You can list all already available kernels
jupyter kernelspec list
then proceed to create a new one, for instance
module load Miniconda3/4.7.10 conda create --name py35 python=3.5 # default location in $HOME/.conda/envs/py35 source activate py35 conda install ipykernel ipython kernel install --name=py35kernel --user Installed kernelspec py35kernel in $HOME/.local/share/jupyter/kernels/py35kernel conda install h5py source deactivate py35
conda is a full package manager and environment management system and as such it might perform poorly in large environments.
Launch a jupyter notebook as described above and select the newly created py35kernel as shown in the figure below
numpy will also be available
Should you not need a conda environment anymore, please do not forget to clean up from time to time
# first remove the kernel source activate py35 jupyter kernelspec list jupyter kernelspec uninstall py35 source deactivate py35 # then delete the kernel environment conda env remove --name py35
You can set it up following these notes https://github.com/WolframResearch/WolframLanguageForJupyter or follow these steps for a preconfigured setup.
wolframlanguageis now available among your kernels
xmaris OpenOnDemand writes jupyter sessions logs to subdirectories located in
$HOME/ondemand/data/sys/dashboard/batch_connect/sys/jupyter/output/. Before contacting the
helpdesk you are advised you analyse the contents of these subdirectories (one for each session) in particular the files called
Do not forget to clean up any session logs from time to time to avoid gettong over your allocated quota.

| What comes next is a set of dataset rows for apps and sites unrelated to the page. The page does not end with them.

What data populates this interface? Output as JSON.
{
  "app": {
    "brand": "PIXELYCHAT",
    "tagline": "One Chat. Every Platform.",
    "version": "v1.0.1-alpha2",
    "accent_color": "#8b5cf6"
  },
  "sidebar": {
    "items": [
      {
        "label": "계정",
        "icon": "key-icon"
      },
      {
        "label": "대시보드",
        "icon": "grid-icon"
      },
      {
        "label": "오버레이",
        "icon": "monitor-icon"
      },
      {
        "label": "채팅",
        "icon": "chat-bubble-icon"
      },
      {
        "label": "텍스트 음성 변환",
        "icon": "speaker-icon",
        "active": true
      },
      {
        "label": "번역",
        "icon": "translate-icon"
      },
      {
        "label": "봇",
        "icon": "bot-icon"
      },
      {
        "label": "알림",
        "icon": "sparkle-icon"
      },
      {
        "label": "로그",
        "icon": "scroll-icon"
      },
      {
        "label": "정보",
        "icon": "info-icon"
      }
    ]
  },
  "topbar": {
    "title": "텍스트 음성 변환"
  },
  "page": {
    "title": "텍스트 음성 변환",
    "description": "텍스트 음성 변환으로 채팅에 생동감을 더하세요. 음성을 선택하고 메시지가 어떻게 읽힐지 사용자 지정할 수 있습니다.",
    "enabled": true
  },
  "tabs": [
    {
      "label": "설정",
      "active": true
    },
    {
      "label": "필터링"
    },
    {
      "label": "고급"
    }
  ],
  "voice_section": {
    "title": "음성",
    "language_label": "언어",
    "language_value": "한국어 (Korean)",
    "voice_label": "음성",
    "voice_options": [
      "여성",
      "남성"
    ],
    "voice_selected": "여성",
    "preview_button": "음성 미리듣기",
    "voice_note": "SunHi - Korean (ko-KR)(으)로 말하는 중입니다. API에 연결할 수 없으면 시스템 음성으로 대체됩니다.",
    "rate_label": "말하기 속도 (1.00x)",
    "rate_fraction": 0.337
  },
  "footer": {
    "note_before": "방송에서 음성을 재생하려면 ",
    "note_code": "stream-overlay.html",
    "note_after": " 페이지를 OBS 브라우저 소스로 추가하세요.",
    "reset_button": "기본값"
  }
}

This is not a slurm manual, you should always refer to the official documentation (see link below).
xmaris runs the scheduler and resource manager slurm v18.08.6-2. Please consult the official manual for detailed information.
The headnode (xmaris.lorentz.leidenuniv.nl) is not a compute node. Any user applications running on it will be terminated without notice.
Here we report a few useful commands and their outputs to get you started. For the inpatients, look at the following slurm batch-script generator (NO RESPONSIBILITIES assumed! Study the script before submitting it.) which is available only from withing UL IPs.
sacctmgr show users <username>
sinfo -o " %n %P %t %C %z %m %f %l %L" -N -n maris077
sinfo -o " %n %P %t %C %z %m %f %G %l %L" -N
srun -w maris047 --pty bash -i
squeue -u <username>
srun -p gpuIntel --gres=gpu:1 --pty bash -i
srun --constraint="opteron&highmem" --pty bash -i
srun -p ibIntel -N 4 -n4 -c1 --mem=16000 --pty bash -i module load foss ulimit -l unlimited mpirun --mca btl openib,vader,self <YOUR_MPI_APP>
Please use this helpdesk form or email